Electric vehicles (EVs) are on the cusp of a market breakthrough – going from a small niche market to mainstream vehicles. EV sales set a record in 2016, increasing by over a third from the year before, and 2017 is already on track to blow past that record.
But EV growth has implications beyond clean driving. A rapid expansion of EVs could place a heavy burden on the utility grid, leading to higher costs for consumers. But with the proper planning and foresight, growth in EVs could actually help save consumers money.
How? That is the subject of a new report from the Citizen’s Utility Board (CUB), an Illinois based consumer advocacy group, to help policymakers and local utility companies think through these implications and develop strategies to promote EV growth while lowering costs. The report, The ABCs of EVs, lays out a series of strategies that communities and regulators should consider in order to benefit from EV growth and optimize the electrical grid.
There is no one-size-fits-all solution to designing a system for the EV-era. But, according to CUB, a comprehensive approach to developing effective EV solutions should include the following elements:
- Deployment of smart charging technology;
- Development of new rate designs;
- Support for infrastructure investment;
- Consumer education; and
- Regional cooperation and planning
For example, EVs do not necessarily have to be a burden on the electrical grid. Rather, through the deployment of “smart” systems (chargers, meters, and rate designs), EVs could be a hub in a broader network of distributed energy resources. New technologies could help shift how EVs are charged, from peak hours to non-peak hours, leveling out the load on the grid and reduce usage spikes. Plugged-in EVs could also help provide energy back to the grid when needed (and compensating EV owners in the process).
Electricity regulators have a range of options when it comes to supporting electric vehicle expansion, from just ensuring grid reliability when issues arise to funding a public charging infrastructure, and many options in between. The key is to ensure that investment decisions weigh concerns about whether utility-owned and -operated charging stations limit competition and innovation and what public benefits would come from utility investments. The report highlights several examples of pilot projects in California designed test the charging market and how utilities can best support it.
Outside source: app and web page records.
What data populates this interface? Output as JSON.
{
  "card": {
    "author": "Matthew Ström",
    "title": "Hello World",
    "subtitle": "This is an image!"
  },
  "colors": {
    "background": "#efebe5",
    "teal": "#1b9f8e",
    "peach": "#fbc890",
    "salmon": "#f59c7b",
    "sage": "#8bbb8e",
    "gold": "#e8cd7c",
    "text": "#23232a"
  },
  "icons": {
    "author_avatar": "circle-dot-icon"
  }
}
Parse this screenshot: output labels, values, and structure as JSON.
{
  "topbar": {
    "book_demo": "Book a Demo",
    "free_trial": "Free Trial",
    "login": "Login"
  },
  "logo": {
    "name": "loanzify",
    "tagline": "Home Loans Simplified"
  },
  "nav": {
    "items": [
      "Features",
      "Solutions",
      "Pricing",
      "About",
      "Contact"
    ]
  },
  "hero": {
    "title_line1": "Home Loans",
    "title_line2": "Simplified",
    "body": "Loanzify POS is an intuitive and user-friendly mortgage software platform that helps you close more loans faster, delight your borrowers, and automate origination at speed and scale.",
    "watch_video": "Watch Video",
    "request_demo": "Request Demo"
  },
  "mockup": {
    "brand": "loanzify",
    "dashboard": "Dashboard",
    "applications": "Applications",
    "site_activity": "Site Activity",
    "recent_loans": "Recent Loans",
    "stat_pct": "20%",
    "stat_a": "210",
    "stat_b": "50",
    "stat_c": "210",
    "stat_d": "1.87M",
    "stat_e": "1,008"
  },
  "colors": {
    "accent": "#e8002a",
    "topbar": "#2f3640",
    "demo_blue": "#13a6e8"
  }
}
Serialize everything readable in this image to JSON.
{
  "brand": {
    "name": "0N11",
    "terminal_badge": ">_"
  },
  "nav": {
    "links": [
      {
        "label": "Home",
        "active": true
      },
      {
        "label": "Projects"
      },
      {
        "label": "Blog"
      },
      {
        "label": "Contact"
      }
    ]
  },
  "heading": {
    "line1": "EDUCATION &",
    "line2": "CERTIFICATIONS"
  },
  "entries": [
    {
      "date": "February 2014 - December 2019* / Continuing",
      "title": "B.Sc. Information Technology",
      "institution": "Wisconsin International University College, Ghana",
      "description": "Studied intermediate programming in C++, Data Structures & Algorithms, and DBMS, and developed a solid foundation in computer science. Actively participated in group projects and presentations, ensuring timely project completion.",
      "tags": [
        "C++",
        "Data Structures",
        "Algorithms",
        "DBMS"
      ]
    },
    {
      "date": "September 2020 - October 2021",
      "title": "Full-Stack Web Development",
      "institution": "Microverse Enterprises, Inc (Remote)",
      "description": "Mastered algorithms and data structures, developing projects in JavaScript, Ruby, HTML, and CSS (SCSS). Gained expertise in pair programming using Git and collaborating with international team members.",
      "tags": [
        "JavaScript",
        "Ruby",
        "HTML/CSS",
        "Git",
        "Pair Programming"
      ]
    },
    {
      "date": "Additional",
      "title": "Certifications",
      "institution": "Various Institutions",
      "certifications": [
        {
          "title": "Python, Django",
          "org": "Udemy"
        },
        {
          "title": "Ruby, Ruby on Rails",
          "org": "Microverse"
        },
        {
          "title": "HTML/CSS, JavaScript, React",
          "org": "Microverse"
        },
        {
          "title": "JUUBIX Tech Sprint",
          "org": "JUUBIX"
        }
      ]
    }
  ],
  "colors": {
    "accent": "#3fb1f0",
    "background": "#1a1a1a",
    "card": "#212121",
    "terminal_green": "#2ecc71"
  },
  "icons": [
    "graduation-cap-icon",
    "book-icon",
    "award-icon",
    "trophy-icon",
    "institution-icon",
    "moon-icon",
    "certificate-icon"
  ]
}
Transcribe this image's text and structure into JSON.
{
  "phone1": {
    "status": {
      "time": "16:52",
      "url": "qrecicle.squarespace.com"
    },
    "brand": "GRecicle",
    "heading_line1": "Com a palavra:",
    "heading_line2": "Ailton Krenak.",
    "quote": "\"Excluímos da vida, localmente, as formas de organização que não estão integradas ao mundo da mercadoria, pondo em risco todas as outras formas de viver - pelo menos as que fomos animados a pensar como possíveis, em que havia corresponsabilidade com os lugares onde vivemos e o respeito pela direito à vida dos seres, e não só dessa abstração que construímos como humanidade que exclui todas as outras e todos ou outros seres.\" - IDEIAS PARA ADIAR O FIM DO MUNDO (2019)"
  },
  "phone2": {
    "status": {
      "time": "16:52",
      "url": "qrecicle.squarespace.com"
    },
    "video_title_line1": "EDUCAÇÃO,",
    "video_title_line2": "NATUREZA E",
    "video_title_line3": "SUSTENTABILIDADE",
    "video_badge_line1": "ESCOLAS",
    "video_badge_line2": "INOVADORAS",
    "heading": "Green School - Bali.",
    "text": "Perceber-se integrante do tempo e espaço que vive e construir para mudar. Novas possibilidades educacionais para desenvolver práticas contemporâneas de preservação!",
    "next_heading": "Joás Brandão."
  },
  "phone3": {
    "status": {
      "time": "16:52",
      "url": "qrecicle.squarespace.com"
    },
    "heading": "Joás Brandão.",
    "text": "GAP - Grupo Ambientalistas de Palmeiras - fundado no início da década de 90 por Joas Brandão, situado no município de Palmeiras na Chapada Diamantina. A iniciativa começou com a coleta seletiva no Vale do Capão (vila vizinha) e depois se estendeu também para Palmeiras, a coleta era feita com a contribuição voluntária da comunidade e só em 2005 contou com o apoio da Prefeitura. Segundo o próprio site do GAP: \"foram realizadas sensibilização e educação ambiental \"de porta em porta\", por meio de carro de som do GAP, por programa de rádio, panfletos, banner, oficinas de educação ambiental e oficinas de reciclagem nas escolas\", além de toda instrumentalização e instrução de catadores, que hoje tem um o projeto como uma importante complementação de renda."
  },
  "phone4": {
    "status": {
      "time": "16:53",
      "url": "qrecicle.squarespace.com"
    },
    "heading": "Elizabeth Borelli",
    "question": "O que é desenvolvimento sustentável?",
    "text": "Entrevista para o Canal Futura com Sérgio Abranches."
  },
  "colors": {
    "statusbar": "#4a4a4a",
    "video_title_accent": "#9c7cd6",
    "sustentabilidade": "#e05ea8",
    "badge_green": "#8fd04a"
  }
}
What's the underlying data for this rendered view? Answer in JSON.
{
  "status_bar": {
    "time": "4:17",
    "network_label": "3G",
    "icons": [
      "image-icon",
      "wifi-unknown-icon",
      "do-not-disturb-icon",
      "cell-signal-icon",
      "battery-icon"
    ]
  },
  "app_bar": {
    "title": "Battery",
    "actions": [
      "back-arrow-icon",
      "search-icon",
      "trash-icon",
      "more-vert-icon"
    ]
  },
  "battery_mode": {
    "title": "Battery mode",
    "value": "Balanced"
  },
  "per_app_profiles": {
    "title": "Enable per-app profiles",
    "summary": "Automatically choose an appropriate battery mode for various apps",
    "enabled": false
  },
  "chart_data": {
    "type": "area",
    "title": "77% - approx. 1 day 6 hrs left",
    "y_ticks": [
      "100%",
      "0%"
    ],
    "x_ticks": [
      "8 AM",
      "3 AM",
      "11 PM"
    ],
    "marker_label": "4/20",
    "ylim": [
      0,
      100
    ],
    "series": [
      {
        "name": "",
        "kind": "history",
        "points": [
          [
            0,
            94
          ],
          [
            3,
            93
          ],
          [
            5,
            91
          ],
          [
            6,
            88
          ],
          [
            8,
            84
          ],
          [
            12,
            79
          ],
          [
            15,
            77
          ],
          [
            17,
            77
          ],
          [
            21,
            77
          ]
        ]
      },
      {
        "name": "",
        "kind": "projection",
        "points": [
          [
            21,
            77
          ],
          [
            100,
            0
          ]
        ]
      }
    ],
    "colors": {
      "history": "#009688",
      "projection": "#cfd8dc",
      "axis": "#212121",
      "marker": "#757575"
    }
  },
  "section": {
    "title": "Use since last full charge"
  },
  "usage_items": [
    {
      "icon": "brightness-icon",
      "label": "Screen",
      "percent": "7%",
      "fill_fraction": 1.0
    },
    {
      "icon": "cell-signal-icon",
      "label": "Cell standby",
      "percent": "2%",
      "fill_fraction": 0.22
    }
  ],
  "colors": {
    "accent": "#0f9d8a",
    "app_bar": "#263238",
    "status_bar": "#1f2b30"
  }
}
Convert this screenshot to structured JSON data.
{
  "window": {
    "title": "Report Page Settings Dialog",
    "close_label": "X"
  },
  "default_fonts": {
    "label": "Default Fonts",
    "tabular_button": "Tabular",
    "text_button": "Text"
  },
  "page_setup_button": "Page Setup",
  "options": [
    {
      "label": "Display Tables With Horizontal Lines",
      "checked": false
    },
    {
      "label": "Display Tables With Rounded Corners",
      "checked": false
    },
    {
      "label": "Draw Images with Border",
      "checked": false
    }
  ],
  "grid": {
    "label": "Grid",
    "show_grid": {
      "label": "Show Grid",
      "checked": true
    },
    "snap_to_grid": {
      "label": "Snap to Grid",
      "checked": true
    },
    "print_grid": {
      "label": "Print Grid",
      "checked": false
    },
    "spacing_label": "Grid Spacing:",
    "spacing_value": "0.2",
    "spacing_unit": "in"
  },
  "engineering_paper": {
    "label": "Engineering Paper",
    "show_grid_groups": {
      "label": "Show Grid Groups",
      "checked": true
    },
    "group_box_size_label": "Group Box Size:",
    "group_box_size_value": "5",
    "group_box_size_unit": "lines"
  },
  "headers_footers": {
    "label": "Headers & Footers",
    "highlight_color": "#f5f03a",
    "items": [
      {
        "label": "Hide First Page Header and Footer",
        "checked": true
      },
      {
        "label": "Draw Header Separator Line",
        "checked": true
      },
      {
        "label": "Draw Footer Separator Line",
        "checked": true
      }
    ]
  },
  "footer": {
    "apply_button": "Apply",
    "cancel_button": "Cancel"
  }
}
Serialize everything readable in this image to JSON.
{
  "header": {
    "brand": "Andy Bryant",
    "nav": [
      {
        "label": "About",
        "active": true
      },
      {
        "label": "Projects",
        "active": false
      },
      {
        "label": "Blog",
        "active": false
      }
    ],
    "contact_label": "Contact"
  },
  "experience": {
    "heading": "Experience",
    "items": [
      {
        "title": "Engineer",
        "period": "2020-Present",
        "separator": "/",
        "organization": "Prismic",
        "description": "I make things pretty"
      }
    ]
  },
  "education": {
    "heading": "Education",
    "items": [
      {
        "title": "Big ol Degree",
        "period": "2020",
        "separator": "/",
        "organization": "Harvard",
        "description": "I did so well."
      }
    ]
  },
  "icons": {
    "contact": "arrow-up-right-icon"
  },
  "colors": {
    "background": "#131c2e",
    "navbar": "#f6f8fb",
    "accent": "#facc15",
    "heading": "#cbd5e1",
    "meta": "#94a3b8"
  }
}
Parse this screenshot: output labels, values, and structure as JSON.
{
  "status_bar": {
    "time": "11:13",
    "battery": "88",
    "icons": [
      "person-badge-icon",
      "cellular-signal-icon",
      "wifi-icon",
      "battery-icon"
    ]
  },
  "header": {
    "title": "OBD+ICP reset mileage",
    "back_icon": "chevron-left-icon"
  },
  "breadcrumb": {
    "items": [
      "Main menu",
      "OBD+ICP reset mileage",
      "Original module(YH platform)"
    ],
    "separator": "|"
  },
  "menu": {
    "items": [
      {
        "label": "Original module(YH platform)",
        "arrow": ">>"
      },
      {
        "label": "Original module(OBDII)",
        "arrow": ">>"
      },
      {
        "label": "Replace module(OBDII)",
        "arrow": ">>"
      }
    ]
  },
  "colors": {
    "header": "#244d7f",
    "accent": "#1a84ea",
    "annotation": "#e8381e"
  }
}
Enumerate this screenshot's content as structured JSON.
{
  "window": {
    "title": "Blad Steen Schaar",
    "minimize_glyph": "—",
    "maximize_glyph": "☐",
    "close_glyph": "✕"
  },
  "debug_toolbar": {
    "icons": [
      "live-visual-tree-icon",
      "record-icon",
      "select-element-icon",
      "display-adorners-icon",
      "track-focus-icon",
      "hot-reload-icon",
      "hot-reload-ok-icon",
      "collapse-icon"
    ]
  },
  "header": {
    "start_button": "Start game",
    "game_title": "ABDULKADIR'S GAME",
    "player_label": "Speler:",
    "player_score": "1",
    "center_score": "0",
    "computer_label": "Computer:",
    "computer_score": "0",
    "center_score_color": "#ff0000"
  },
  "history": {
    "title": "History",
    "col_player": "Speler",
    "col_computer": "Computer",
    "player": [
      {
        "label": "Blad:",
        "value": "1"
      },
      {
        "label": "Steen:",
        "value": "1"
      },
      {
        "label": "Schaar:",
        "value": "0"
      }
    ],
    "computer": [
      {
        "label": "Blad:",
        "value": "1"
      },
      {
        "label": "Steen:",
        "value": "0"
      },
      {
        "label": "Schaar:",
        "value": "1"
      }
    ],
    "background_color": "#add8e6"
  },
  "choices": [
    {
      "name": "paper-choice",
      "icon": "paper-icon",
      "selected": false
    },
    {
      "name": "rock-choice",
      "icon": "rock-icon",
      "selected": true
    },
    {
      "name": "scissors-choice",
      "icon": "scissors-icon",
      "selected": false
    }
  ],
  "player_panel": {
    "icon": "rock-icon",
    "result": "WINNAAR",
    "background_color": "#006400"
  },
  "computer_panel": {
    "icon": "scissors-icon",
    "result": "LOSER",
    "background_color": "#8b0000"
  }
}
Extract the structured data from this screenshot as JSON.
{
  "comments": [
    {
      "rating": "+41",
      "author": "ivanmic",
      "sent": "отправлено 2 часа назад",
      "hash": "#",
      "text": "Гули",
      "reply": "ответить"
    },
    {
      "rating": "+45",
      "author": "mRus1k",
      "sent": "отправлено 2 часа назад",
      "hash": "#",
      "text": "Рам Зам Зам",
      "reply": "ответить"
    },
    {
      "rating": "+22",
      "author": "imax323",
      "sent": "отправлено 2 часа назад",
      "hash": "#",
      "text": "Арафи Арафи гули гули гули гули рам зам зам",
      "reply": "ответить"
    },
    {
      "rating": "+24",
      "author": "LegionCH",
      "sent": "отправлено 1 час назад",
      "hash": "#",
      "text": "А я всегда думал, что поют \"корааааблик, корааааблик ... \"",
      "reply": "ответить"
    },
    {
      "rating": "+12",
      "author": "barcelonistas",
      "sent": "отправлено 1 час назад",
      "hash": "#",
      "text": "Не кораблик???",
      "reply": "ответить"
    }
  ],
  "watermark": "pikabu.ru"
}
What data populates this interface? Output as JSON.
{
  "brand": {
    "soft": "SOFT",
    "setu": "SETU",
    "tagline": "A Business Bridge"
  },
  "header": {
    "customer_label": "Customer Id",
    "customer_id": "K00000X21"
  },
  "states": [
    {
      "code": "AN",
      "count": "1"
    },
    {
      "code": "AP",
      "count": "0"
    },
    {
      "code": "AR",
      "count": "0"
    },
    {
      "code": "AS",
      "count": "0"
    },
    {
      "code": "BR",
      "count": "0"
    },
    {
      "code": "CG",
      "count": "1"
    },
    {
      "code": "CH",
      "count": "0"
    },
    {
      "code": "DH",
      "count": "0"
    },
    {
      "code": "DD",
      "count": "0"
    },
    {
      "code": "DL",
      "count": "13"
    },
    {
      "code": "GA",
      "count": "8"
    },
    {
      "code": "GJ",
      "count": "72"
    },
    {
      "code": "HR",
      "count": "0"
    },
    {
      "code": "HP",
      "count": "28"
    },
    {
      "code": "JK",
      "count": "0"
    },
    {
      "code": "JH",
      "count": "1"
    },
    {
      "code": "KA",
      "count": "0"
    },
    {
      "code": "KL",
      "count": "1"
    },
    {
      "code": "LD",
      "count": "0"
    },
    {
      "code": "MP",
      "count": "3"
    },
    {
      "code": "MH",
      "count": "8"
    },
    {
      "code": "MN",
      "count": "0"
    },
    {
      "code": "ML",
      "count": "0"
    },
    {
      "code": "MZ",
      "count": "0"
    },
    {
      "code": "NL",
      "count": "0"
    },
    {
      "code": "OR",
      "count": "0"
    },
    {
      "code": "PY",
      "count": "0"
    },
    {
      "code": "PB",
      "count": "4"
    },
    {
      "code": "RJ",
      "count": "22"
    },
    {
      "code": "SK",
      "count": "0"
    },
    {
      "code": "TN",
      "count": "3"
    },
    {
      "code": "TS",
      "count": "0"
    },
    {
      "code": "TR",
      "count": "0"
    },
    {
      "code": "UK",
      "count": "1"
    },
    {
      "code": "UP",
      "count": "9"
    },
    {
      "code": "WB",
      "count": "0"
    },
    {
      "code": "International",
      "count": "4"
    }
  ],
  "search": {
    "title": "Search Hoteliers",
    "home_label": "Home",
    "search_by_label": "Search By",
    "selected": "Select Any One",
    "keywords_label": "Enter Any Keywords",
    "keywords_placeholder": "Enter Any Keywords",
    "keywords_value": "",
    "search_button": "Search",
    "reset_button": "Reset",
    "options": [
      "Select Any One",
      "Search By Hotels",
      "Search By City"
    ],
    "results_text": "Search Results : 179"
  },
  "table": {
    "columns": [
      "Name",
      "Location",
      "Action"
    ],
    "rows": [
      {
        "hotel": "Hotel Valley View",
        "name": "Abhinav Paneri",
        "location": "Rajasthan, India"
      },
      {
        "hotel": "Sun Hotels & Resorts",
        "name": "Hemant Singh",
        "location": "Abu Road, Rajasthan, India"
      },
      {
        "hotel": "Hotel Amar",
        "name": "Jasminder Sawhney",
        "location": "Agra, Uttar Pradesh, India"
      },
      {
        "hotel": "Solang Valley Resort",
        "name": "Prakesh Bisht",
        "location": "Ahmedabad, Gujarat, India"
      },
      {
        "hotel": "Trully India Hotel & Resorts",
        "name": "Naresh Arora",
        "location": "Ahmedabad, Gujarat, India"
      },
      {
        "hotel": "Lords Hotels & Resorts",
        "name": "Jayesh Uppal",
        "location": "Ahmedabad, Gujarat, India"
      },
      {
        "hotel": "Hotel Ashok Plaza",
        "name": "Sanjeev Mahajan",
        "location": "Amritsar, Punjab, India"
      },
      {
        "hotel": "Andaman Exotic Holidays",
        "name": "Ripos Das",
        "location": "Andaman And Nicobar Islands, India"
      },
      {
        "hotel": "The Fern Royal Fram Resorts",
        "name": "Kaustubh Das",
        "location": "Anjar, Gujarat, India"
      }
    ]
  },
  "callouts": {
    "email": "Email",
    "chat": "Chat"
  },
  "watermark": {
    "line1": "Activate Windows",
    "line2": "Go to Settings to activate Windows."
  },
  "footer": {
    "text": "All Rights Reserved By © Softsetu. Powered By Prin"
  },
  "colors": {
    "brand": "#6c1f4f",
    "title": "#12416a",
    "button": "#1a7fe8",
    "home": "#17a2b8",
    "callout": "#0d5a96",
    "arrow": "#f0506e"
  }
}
Finally, any EV utility policy should be consumer-centered. This includes offering time-based rates to offer charging at lower costs, connecting EV chargers to the grid easily and efficiently, and ensuring low-income households have access to the benefits of EVs through subsidized EV transit and car-sharing programs. Policy-makers should take a regional approach to EV infrastructure to save money and share benefits, while also providing drivers with a uniform customer experience. And finally,regulators should prioritize opening service areas to competition to further innovation and drive down costs.
Policymakers have many options to address growth of EVs. Over the next decade, EV market share is expected to increase significantly. Done right, policies to support transportation electrification can achieve gains in both traditional goals – safe, reliable and affordable service – and new goals of sustainability, efficiency and customer choice.
Read the full report here.